But ECB chairman David Morgan, announcing their latest U-turn on Zimbabwe, told British broadsheet the Independent on Sunday: "The only way that I can see us not fulfilling the tour is either because of government directive or because of safety and security.
"And let me emphasise we don't see them as being issues at the moment," he added.
Under new sanctions agreed at an International Cricket Council (ICC) board meeting in Auckland earlier last month, England risk a two million dollar fine if they fail to tour Zimbabwe as scheduled in October.
They could also lose their lucrative status as hosts of September's ICC Champions Trophy One-day tournament.
And, worst of all, they could even be suspended from international cricket. That would prove disastrous for English cricket as a whole as international matches provide some 85 percent of the ECB's annual turnover of 55 million pounds (101 million dollars).
"I have little doubt that if without acceptable non-compliance we decided not to go, the members of the ICC would find it necessary to ensure that we paid an appropriate financial penalty," Morgan said.
His comments came just when the Zimbabwe team itself appeared to be heading towards collapse.
As many as 14 senior players are considering quitting international cricket following the decision by the Zimbabwe Cricket Union (ZCU) to strip Heath Streak of the captaincy.
If the players carried out their threat it would leave Zimbabwe, already one of world cricket's weakest Test sides, partly because of a small professional playing base, even less able to compete at the highest level.
The ECB's management board are due to discuss the tour at an April 20 meeting at their Lord's headquarters where three ZCU officials, including chairman Peter Chingoka, have also been invited.
The British government has repeatedly urged the ECB to scrap the tour in protest at Mugabe, who has been accused of numerous human rights abuses and has presided over the famine-ravaged African state's economic collapse.
But it has stopped short of ordering the ECB to cancel the trip.
However, the ECB appeared to be preparing the ground for a withdrawal in January when a paper written by senior official Des Wilson argued for the first time that moral reasons could form the basis of a refusal to tour.

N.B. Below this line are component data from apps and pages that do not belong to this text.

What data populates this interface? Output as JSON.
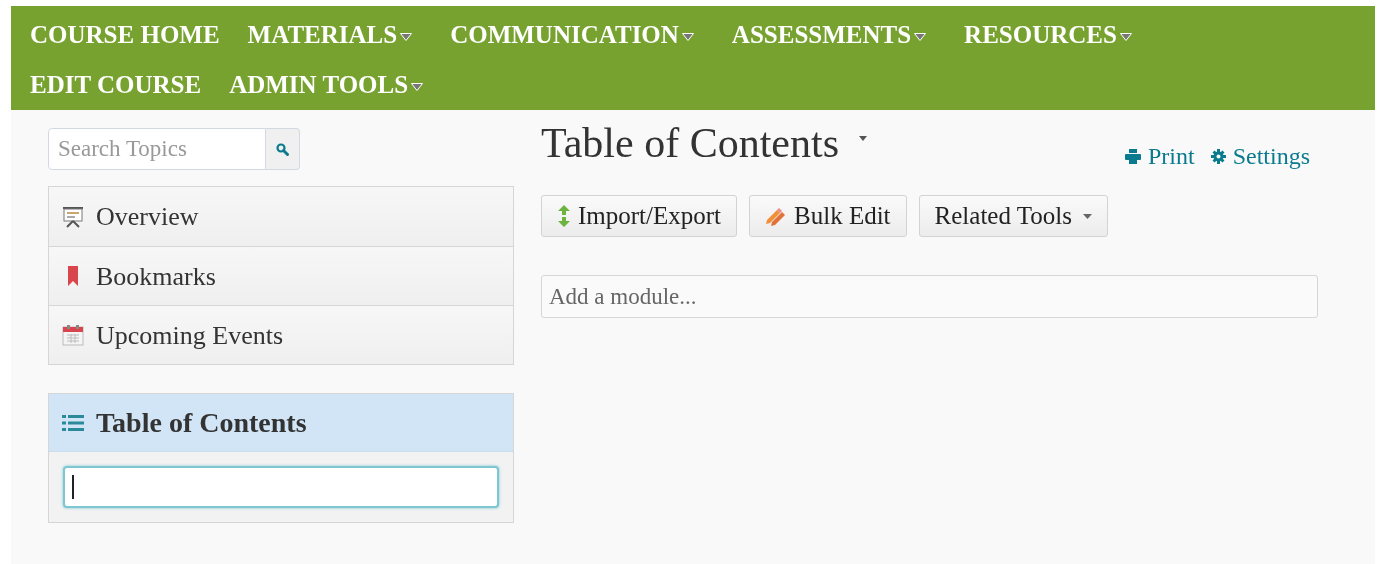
{
  "nav": [
    {
      "label": "COURSE HOME",
      "dropdown": false
    },
    {
      "label": "MATERIALS",
      "dropdown": true
    },
    {
      "label": "COMMUNICATION",
      "dropdown": true
    },
    {
      "label": "ASSESSMENTS",
      "dropdown": true
    },
    {
      "label": "RESOURCES",
      "dropdown": true
    },
    {
      "label": "EDIT COURSE",
      "dropdown": false
    },
    {
      "label": "ADMIN TOOLS",
      "dropdown": true
    }
  ],
  "sidebar": {
    "search": {
      "placeholder": "Search Topics"
    },
    "items": [
      {
        "label": "Overview",
        "kind": "overview"
      },
      {
        "label": "Bookmarks",
        "kind": "bookmarks"
      },
      {
        "label": "Upcoming Events",
        "kind": "events"
      }
    ],
    "toc": {
      "title": "Table of Contents",
      "field": {
        "focused": true
      }
    }
  },
  "main": {
    "title": "Table of Contents",
    "links": [
      {
        "label": "Print",
        "kind": "print"
      },
      {
        "label": "Settings",
        "kind": "settings"
      }
    ],
    "buttons": [
      {
        "label": "Import/Export",
        "kind": "import"
      },
      {
        "label": "Bulk Edit",
        "kind": "edit"
      },
      {
        "label": "Related Tools",
        "kind": "menu"
      }
    ],
    "module_field": {
      "placeholder": "Add a module..."
    }
  }
}
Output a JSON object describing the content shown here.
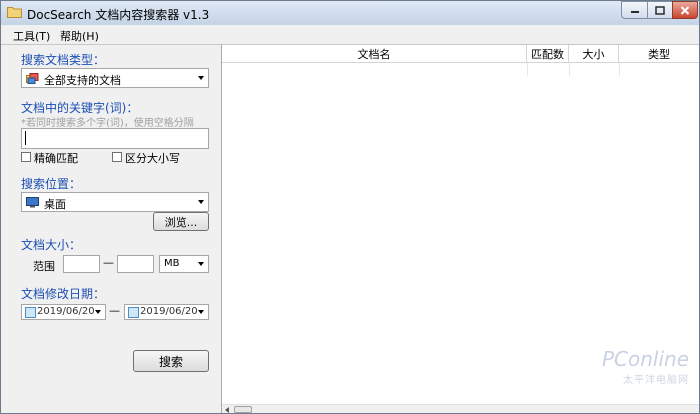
{
  "window": {
    "title": "DocSearch 文档内容搜索器 v1.3"
  },
  "menu": {
    "tools": "工具(T)",
    "help": "帮助(H)"
  },
  "search_type": {
    "title": "搜索文档类型：",
    "selected": "全部支持的文档"
  },
  "keyword": {
    "title": "文档中的关键字(词)：",
    "hint": "*若同时搜索多个字(词)，使用空格分隔",
    "value": ""
  },
  "options": {
    "exact_match": "精确匹配",
    "case_sensitive": "区分大小写"
  },
  "location": {
    "title": "搜索位置：",
    "selected": "桌面",
    "browse_label": "浏览..."
  },
  "size": {
    "title": "文档大小：",
    "range_label": "范围",
    "min": "",
    "max": "",
    "dash": "—",
    "unit": "MB"
  },
  "date": {
    "title": "文档修改日期：",
    "from": "2019/06/20",
    "to": "2019/06/20",
    "dash": "—"
  },
  "search_button": "搜索",
  "table": {
    "columns": [
      "文档名",
      "匹配数",
      "大小",
      "类型"
    ]
  },
  "watermark": {
    "brand": "PConline",
    "sub": "太平洋电脑网"
  }
}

England agreed in March last year to tour Zimbabwe in return for Zimbabwe touring England in 2003, having controversially withdrawn from a World Cup match in Harare on security grounds a month earlier.